When transporting patients in wheelchairs using an elevator, always face them toward the door of the elevator and exit with care. If transporting a patient in an elevator who is in a bed or on a stretcher, politely ask others to wait for another elevator. Pause before entering an elevator so you do not block anyone’s exit. Step aside or to the back to make room for others.
Walk departing guests to the elevator.
Since elevators are often the primary means of transportation between floors in a healthcare organization, we are most likely to initially encounter our customers in this setting. It follows that observing the rules of elevator etiquette is a wonderful opportunity to create a favorable first impression.
As an elevator door opens, we should pause briefly before attempting to board so that we don’t obstruct the way for people who are departing. Once inside, make room for others who are waiting to board and hold the door or press the “door open” button for them. We are expected to greet fellow elevator passengers in a friendly manner by making eye contact, smiling sincerely, and introducing ourselves. Experts tell us that communication is vastly influenced by our tone of voice. Remember that customers can easily pick up on friendliness – or not – in the voice that greets them.

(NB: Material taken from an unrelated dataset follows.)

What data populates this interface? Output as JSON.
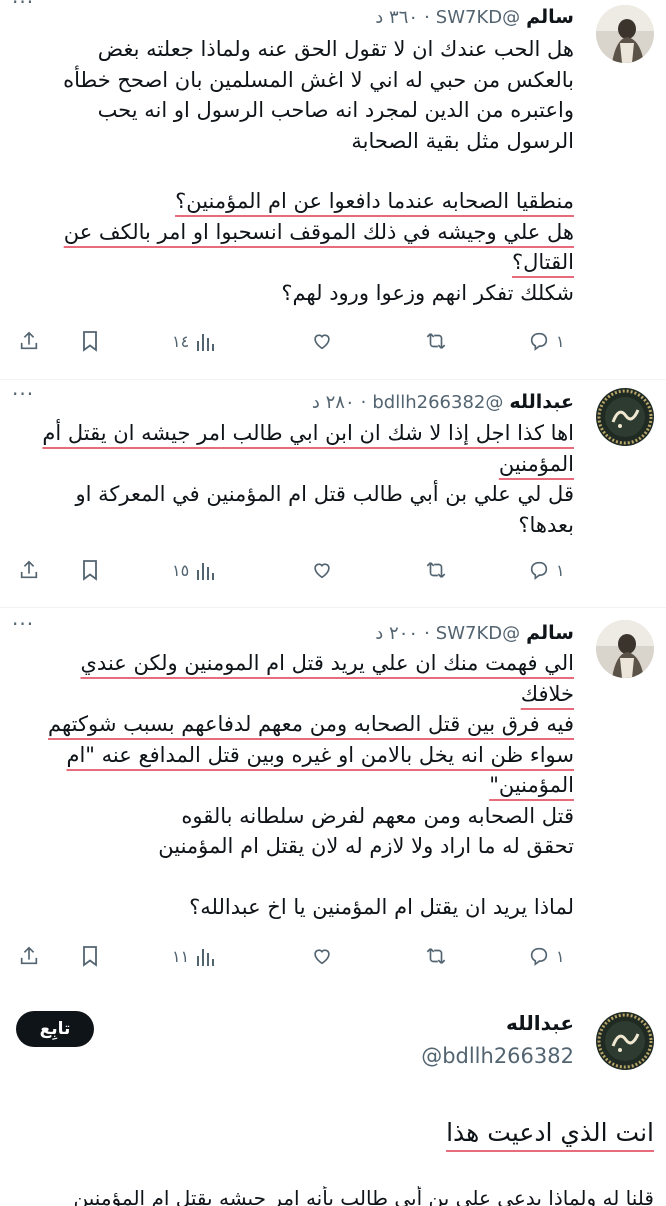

We shouldn’t monopolize space in the middle of the elevator so that we can exit quickly upon stopping; this behavior creates an impression of inconsideration on our part, and of a “me first” mentality. Allow patients and those with disabilities space by the elevator door.
Lastly, it is always, our responsibility to walk a customer to the elevator upon being asked for directions to it. As we accompany that person, we introduce ourselves with a sincere smile and ask if there is anything else that we can do for that customer, as a demonstration that “we have the time.”

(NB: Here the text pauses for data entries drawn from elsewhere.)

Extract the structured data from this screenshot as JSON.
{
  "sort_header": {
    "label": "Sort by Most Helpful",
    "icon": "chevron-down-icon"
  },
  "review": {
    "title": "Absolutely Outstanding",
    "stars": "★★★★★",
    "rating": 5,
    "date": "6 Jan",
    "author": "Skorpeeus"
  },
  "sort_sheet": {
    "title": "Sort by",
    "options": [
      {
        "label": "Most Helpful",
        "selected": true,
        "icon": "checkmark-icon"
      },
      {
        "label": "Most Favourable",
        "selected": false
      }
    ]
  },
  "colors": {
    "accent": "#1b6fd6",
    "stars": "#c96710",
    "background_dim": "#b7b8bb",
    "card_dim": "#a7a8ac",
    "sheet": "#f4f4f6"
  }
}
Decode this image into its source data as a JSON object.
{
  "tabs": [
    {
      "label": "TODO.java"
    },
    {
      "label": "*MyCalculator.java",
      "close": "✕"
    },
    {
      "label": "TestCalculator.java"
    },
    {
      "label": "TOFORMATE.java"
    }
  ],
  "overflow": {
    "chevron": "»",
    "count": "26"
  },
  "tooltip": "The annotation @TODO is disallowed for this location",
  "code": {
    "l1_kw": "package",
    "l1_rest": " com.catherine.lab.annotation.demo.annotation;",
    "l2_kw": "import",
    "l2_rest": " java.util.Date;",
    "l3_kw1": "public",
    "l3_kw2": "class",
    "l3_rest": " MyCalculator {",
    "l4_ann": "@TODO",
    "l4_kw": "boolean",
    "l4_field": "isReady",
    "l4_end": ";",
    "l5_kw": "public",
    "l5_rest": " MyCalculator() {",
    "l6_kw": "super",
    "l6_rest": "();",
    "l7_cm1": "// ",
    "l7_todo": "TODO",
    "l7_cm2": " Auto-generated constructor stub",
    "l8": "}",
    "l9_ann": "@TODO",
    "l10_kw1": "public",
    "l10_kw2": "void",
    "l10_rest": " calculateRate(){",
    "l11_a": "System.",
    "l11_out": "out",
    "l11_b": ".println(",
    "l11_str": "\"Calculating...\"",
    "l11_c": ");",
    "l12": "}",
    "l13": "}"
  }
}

One last rule of high performance elevator etiquette: safeguard customer confidentiality. We never discuss patients, their care, or diagnostic treatment information on elevators. In order to preserve the integrity of our healthcare organization, we also refrain from gossip in this setting about customer’s families, physicians, our leaders or coworkers. In addition, we should refrain from talking about sensitive hospital business or confidential data such as employee performance problems.
Make sure that patient information is kept confidential. Never discuss patients and their care in public areas.
Knock before entering. Close curtains or doors during exams and procedures. Provide a robe or second gown if the patient is ambulating or in a wheelchair. Make sure all gowns are the right size for the patient.
Providing privacy in the healthcare environment is critical to high performance. First, we are mandated by law through HIPAA to protect the privacy of our customers’ health information and records. Second, patient satisfaction surveys identify how well we demonstrate our concern for privacy, allowing us to make the necessary changes to fulfill expectations. Ours must be an environment of “no excuses” because we have the information we need to be accountable to patients. Finally, the HCAHPS initiative will tell potential customers whether or not they can expect their privacy to be respected if they choose our facility, thus directly influencing their decision.Patients have the right to modesty and privacy in personal care. We must always ensure that people receive treatment in a dignified way that does not embarrass, humiliate or physically expose them. By definition, modesty is about respecting our patients. The use of Words that Work helps the patient understand that their privacy is being respected.
Examples of Words that Work
I will shut the door while I take your health history so it can be kept private.
Here is an extra gown for you to ensure that you are properly covered while walking in the halls – I am concerned about your privacy.
I am pulling the curtain to ensure you have privacy during _____________.
Would you like the door/curtain closed so you can have more privacy?
I am putting this blanket over you while I take you to _________ so you will have more privacy.
Finally, our customers recognize and remember the behaviors that show consideration for their privacy. These actions foster trust because they inherently promote the patient’s peace of mind and lessen anxiety about being in a place where dignity can be easily compromised. Trust helps bring down the stress level because the customer feels respected. Finally, showing that we have a high regard for our patients’ privacy allows us to connect personally with them, thereby making
a substantial difference in their healthcare experiences.